It was during a speech at the Center for Strategic and International Studies, and Bromwich was quite put out. “What was destructive, corrosive and not done in good faith was the sniping from certain public officials and industry trade associations,” he said.
“They claimed, and some continue to assert, that we had imposed a ‘de facto’ moratorium or created a ‘permitorium’ that was blocking the issuance of drilling permits,” Bromwich continued. “Not because the applications had failed to meet all the requirements, which was the fact, but supposedly because we had made politically motivated decisions not to issue them. That could not have been further from the truth, but it was repeated often enough that people who should have known better came to believe it.”
In mid-February, the first Gulf of Mexico drilling company declared bankruptcy. And according to the Texas-based Seahawk Drilling’s CEO Randy Stilley, the decision to file for Chapter 11 came after the company’s revenue stream had “been adversely affected by the dramatic slowdown in the issuing of shallow-water permits in the U.S. Gulf of Mexico following the Macondo well blowout.”
At the behest of a bipartisan group of lawmakers and fed-up industry officials, BOEMRE and the Department of Interior issued the first permit for deepwater drilling in the Gulf of Mexico on March 1. Since then, then agency has issued a handful of permits for drilling in the Gulf.
But one industry official isn’t taking Bromwich’s rebuke sitting down. In a statement, Jim Adams, President and CEO of Offshore Marine Service Association, slammed the director, saying “Bromwich should spend less time trying to silence public criticism and more time actually approving drilling permit.”
Adams then asserted that Bromwich should “get his story straight,” noting that Bromwich says permits are not being delayed, but also claims Congress has not provided the sufficient funds the department needs to approve the permits.

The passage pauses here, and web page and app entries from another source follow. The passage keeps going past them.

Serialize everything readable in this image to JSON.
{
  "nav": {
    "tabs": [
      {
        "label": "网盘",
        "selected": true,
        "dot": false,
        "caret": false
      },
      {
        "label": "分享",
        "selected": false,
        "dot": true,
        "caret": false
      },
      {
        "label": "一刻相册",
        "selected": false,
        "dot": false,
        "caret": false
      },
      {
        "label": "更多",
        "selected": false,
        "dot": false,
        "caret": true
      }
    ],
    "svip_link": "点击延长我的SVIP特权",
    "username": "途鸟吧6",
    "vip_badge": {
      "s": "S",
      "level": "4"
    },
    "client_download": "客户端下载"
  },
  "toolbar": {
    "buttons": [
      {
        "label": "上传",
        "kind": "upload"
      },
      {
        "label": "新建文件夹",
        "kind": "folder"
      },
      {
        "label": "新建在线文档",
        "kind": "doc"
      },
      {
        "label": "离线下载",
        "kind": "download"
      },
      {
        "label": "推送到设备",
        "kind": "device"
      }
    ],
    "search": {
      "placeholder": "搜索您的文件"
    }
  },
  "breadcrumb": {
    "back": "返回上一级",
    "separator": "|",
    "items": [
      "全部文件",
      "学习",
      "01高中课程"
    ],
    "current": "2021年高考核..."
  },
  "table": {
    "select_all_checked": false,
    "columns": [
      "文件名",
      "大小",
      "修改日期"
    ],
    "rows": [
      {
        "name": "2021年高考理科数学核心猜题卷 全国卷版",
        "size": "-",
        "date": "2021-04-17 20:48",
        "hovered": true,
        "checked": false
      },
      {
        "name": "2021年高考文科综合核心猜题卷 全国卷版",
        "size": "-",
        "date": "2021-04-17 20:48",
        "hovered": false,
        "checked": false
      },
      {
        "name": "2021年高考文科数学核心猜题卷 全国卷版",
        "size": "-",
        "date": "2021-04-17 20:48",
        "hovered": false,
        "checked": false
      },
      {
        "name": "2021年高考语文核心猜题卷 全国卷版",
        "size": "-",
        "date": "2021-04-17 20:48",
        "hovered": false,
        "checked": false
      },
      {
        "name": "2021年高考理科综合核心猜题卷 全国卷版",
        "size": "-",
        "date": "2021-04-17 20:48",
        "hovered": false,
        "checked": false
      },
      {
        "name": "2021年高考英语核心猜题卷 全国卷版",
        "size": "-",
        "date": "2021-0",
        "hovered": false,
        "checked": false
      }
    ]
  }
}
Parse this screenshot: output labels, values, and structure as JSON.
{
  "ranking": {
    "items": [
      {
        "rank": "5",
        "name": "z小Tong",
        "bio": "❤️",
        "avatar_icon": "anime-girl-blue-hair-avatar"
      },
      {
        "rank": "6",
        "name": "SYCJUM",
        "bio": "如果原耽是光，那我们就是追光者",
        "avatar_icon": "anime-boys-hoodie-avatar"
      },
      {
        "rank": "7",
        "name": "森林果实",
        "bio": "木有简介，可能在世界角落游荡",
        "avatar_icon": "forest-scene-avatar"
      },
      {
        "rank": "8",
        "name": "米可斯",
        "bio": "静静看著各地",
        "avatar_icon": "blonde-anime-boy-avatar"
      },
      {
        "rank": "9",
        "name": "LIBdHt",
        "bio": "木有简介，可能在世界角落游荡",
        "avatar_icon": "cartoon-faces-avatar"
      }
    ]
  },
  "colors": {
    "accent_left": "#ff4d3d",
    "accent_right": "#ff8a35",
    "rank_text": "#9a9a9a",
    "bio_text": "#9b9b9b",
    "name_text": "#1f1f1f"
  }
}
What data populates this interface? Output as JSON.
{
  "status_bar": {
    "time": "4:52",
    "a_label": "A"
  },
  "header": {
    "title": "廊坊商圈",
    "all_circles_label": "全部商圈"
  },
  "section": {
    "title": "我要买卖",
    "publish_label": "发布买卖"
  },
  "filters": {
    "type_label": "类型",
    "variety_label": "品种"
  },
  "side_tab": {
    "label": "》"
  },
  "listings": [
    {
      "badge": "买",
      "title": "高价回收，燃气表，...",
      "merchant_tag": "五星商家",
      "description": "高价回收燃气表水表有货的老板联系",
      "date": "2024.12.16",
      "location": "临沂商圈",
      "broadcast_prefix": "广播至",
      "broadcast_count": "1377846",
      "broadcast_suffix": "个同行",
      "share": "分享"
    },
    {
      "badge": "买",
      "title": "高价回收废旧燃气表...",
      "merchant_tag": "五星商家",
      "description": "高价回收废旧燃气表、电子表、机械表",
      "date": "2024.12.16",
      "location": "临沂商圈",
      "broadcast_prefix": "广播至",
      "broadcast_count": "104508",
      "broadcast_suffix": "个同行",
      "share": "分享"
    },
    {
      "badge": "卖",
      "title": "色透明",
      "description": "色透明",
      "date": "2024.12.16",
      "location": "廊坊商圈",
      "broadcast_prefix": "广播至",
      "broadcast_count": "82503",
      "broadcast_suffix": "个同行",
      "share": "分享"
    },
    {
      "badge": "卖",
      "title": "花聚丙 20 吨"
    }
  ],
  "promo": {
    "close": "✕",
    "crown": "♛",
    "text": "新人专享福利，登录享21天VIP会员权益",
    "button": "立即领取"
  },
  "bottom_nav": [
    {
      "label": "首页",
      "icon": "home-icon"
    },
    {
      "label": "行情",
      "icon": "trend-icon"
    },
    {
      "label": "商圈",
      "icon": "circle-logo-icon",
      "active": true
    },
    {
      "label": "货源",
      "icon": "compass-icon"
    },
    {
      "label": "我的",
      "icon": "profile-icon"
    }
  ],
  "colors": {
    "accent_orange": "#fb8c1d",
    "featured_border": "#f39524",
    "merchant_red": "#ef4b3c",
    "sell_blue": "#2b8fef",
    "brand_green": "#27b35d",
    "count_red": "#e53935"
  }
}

“The bureaucratic double-talk would be laughable if thousands of Gulf workers weren’t sitting idle, or if Americans weren’t paying $4 a gallon for gasoline,” said Adams. “There’s a way Bromwich could stop the criticism that seems to bother him so much. He could simply do his job.”